Canongate £12.99. Call Independent Books Direct on 08700 798 897 or visit the Independent Bookshop. Price: £11.69 inc free UK p&p
The Twisted Heart, By Rebecca Gowers Canongate £12.99
A Charles Dickens scholar sees life's seamier side
Sunday 10 May 2009
As the international money markets stage a compulsorily interactive, 21st-century version of Little Dorrit, we can be in no doubt that Dickensian times are upon us. Accordingly, up bob two novels focussing on Boz's biography. In March, Gaynor Arnold's fictionalised treatment of Dickens's wife, Girl in a Blue Dress, made it on to the Orange Prize longlist.

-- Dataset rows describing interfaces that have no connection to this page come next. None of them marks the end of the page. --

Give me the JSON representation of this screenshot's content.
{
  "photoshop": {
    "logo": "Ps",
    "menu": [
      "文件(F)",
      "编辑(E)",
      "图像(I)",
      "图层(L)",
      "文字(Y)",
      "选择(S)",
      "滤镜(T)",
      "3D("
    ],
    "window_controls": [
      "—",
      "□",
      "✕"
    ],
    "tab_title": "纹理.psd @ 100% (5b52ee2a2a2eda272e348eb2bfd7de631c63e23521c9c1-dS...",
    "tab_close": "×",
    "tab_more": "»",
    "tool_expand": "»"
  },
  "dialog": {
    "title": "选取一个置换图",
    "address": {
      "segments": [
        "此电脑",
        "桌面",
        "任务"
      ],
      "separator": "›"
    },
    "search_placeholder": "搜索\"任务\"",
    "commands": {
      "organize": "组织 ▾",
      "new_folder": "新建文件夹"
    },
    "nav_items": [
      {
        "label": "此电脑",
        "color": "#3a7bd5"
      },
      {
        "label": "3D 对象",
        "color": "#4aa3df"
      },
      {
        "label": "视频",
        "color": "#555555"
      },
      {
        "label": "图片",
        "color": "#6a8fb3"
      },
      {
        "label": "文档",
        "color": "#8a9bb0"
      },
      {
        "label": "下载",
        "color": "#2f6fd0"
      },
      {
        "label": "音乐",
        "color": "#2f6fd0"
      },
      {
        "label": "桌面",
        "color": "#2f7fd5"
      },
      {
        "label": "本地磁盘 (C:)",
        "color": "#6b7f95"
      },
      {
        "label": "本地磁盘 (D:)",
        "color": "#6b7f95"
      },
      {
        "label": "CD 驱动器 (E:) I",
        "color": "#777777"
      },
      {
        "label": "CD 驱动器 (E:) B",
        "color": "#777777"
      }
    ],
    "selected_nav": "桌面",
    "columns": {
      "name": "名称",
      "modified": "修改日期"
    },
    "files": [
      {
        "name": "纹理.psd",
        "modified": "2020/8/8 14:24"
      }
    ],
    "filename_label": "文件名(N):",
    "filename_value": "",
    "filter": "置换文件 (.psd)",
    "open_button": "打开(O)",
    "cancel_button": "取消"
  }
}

And now, Rebecca Gowers has published a tale which probes the links between the young novelist and the savage murder of a London prostitute, known as the Countess.
But there's nothing remotely Dickensian in style or plot about The Twisted Heart, which is billed by its publisher as "a literary murder mystery and a tale of modern love". Gowers's heroine is a young, Oxford academic called Kit. She's no Dickens caricature – neither angelic virgin nor bitter harridan. The fogs through which she gropes are in her mind. For Kit has difficulty sleeping, socialising and eating regular meals, preferring to spend her time researching Victorian attitudes to violence in the Old Bodleian Library.
Kit seems to care about little else. She works hard for her one student, tolerates her flatmate and listens politely enough to her tutor's marital difficulties. But she spends much of the narrative in a wryly over-analytical headspace which may initially tax the reader's patience. Here she is, justifying her decision to leave a dance class early: "She had had the powerful sense that if she didn't get out while the going was good, it would cease to be good; that the going barely was good, in fact – was pretty weird, you might say – but that the thing was still at a stage where it would be possible to think about it afterwards as having been good, maybe, viewed in retrospect; the stamping, for example, humourous." Phew.
Luckily she meets a curious chap at that dance class who gradually rattles her from her self-absorbed, book-bound existence. Their relationship is singularly convincing and genuinely moving. Both of them are prickly, over-sensitive characters, whose minds meet like mating hedgehogs. Her mystery man's connection with the rougher side of Oxford forces Kit to confront the tedious squalor of violence for real, while she unravels the connection between Dickens's fiction and the facts of the murdered prostitute. Blood swashes between ancient pages and modern pavements, while 21st-century love is laid tenderly but unflinchingly bare in this ultimately strange and lingering novel.
Grace Dent on TV The Secret Life of the Pub is sexist, ageist and a breath of fresh air
Art Megumi Igarashi criticises Japan's 'backwards' attitude to women's sexual expression
Ray Davies' Sunny Afternoon scoops the most awardsTheatre
Grace DentChannel 4 show proves there's no app for happiness
Arts & Ents blogs
- 1 Alan Rickman admits editing 'terrible' script with friends in Pizza Hut behind backs of writers on Robin Hood: Prince of Thieves
- 2 Rarest Beanie Baby of them all could be sold for £62,500 on eBay
- 3 Professional big game hunter Ian Gibson crushed to death by elephant during hunt
- 4 Farmer told to tear down mock-Tudor castle after hiding construction behind hay bales
- 5 Rebecca Francis accuses Ricky Gervais of using 'influence' to target female hunters after receiving barrage of death threats
Better Call Saul creator Peter Gould on the creative concerns of a prequel, season 2 and the mind-numbing realities of the small courts
Britain's Got Talent 2015: RSPCA investigating Marc Metral's miming dog after cruelty complaints
Doctor Who film will definitely happen, leaked Sony emails reveal
Fifty Shades of Grey movie shows first sex scene 'after 40 minutes'
The Batman v Superman: Dawn of Justice trailer has leaked – watch
The only black face in the Ukip manifesto is on the page about overseas aid
If I’m being racially abused I don’t need a stranger with a saviour complex to rescue me
Ukip is the only main political party to not address LGBT rights in its manifesto
Food banks: One million Britons will soon be using them, according to Trussell Trust
BBC election debate: The one photo that summed up the whole 90-minute leaders debate
Religion isn't growing, it is becoming vigorous in its demise, says philosopher AC Grayling